People conduct a lot of research and ask dozens questions before they’re ready to talk to real estate agents and buy a home. They scroll though thousands of photos, crunch numbers on hypothetical mortgages and browse dozens of sites for advice and insights.
Perhaps a personal assistant that uses artificial intelligence and knows how to have natural-sounding conversations could help both homebuyers and the real estate industry cruise through the process a little easier.
That’s the idea behind OJO Labs. The Austin startup, led by a Yodle co-founder, has assembled an experienced team of data scientists and engineers to build AI technology that is continually learning about real estate, homebuyers and more in real-time. It answers consumers questions while letting them remain anonymous, and it provides insights to agents, brokers and others in the real estate industry.
The startup announced on Friday that it has raised a $20.5 million Series B funding round to hire high-level engineers to advance its patent-pending AI-powered assistants. The round was led by strategic investors, including Realogy Holdings Corp., Royal Bank of Canada, Northwestern Mutual Future Ventures and ServiceMaster. Austin’s LiveOak Venture Partners and Silverton Partners also helped fuel the funding.
OJO Labs co-founder John Berkowitz, who previously co-founded Yodle, said his company could have taken on an even larger Series B but that $20 million is the right number to ensure the company has plenty of runway and doesn’t get too diluted.
“There’s no perfect formula, but I think we’re right in the sweet spot,” he told me.
Since launching in 2015, OJO has inked several deals, including client agreements with loanDepot and Realogy. In 2016, it raised a $5.8 million Series A led by LiveOak Venture Partners and Silverton Partners.
At the time, OJO employed 11 people, including co-founder David Rubin who previously led Austin-based ProfitFuel, which was acquired by Yodle. OJO currently has 35 employees with plans to hire about 25 more. But, it’s not easy for OJO, which requires high-level engineers. Berkowitz told me that his company has to interview hundreds of candidates to find the right skill set and vision for many of its senior positions.
“I’ll hire as many of the best engineers we can get,” he said. “The reality is that’s probably 12 to 15 senior engineers by the end of the year and 5 to 6 product people.”
OJO scored one of its biggest hires in February when Peter Kappler joined the company. Kappler was one of the lead developers of Google’s wildly successful AdWords platform, and he was part of the team that helped open Google’s office in Austin in 2007.
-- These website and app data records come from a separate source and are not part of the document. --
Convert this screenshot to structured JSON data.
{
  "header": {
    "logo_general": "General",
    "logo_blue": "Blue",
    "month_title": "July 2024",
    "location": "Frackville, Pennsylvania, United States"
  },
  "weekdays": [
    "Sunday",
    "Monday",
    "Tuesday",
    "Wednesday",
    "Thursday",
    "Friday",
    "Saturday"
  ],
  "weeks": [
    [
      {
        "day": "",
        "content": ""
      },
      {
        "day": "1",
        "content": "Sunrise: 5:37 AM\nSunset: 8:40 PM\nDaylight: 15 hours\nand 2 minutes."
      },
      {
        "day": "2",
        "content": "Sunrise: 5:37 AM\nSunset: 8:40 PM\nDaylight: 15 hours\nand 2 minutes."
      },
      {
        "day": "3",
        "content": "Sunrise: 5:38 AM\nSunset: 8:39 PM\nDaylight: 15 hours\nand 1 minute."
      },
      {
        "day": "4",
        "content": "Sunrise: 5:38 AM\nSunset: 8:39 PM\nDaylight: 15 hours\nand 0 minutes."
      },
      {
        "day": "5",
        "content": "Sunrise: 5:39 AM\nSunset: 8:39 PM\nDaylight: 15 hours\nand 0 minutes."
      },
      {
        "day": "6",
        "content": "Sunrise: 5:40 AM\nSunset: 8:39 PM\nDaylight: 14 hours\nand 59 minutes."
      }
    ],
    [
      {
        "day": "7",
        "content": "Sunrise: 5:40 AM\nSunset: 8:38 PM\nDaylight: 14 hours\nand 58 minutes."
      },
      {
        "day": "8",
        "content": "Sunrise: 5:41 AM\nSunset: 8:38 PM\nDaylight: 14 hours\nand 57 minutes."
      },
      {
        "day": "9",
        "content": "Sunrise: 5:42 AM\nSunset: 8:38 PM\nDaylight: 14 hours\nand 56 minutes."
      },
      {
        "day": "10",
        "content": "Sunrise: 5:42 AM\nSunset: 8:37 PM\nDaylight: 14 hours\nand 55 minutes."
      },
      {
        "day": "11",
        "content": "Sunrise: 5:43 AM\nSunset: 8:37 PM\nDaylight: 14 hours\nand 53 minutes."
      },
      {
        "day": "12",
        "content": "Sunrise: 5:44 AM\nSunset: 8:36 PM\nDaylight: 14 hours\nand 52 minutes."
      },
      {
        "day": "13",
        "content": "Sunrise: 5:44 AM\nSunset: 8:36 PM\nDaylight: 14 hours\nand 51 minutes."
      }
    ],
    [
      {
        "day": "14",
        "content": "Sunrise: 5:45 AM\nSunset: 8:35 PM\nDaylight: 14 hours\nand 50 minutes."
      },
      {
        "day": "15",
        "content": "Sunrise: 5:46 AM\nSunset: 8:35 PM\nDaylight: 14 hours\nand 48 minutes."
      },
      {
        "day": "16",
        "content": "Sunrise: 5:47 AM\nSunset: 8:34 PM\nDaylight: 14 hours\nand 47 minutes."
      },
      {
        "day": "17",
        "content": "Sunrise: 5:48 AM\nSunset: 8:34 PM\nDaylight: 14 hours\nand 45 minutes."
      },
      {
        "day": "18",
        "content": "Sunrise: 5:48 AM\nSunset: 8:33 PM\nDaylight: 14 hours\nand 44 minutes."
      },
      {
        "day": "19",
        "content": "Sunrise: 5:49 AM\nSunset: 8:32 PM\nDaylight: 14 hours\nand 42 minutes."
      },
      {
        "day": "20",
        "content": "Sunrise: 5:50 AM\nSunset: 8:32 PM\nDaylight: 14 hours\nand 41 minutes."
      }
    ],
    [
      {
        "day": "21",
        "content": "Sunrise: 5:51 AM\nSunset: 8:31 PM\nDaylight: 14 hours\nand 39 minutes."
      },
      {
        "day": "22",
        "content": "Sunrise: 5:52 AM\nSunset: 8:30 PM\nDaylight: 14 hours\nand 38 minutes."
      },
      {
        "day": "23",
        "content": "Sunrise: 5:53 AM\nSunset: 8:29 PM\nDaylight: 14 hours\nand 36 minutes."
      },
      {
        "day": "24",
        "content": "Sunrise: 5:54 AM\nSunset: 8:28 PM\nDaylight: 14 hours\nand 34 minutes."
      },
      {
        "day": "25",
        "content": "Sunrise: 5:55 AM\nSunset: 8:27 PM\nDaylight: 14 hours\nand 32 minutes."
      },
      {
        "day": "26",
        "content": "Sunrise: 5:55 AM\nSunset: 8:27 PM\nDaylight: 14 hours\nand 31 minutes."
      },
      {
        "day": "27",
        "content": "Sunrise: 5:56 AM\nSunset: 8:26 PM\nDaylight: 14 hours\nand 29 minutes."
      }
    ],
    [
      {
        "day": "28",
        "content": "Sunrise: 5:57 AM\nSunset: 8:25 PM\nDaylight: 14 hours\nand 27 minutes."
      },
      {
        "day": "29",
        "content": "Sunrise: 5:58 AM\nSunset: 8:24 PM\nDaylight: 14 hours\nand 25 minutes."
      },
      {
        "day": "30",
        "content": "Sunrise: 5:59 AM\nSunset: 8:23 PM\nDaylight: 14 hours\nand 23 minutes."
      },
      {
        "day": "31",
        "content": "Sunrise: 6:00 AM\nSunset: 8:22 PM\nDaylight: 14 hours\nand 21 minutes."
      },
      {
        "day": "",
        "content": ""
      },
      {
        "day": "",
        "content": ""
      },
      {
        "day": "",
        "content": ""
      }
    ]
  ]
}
“This is complex technology that we’ve built, and his job is to make sure we’re on the cusp of innovation and that we are built to scale,” Berkowitz said.
There are countless AI platforms, as well as AI-powered assistants, including consumer applications like Amazon Alexa and Google Duplex, as well as B2B applications such as those built by Austin’s CognitiveScale and SparkCognition.
OJO Labs differentiates by having an AI platform that is doing deep learning in one specific vertical — real estate. And it does so by learning about images, which are heavily used in real estate research, and text.
The company is focused exclusively on real estate, but, one day, it could branch out into other verticals such as financial planning, healthcare and automotive that require a lot of consumer research.
“The technology, the patents and the processes all apply to the places where consumers spend a lot of time doing research but aren’t ready to be deeply engaged with salespeople,” Berkowitz said.
OJO Labs could also add a voice assistant relatively easily, but it’s focused on images, text and links because that’s where they see the most demand.
Berkowitz said that OJO Labs has already turned down a few “pretty reasonable” acquisition offers. But he wants to grow this company into something even bigger than his prior venture, Yodle, which sold for around $342 million.
“We want to build a really big company,” he said. “Dave and I have built some pretty big companies before. We think this one is on an entirely different scale. I’m planning on a very large organization and don’t see an end in sight. I see this as a marathon, not a sprint.”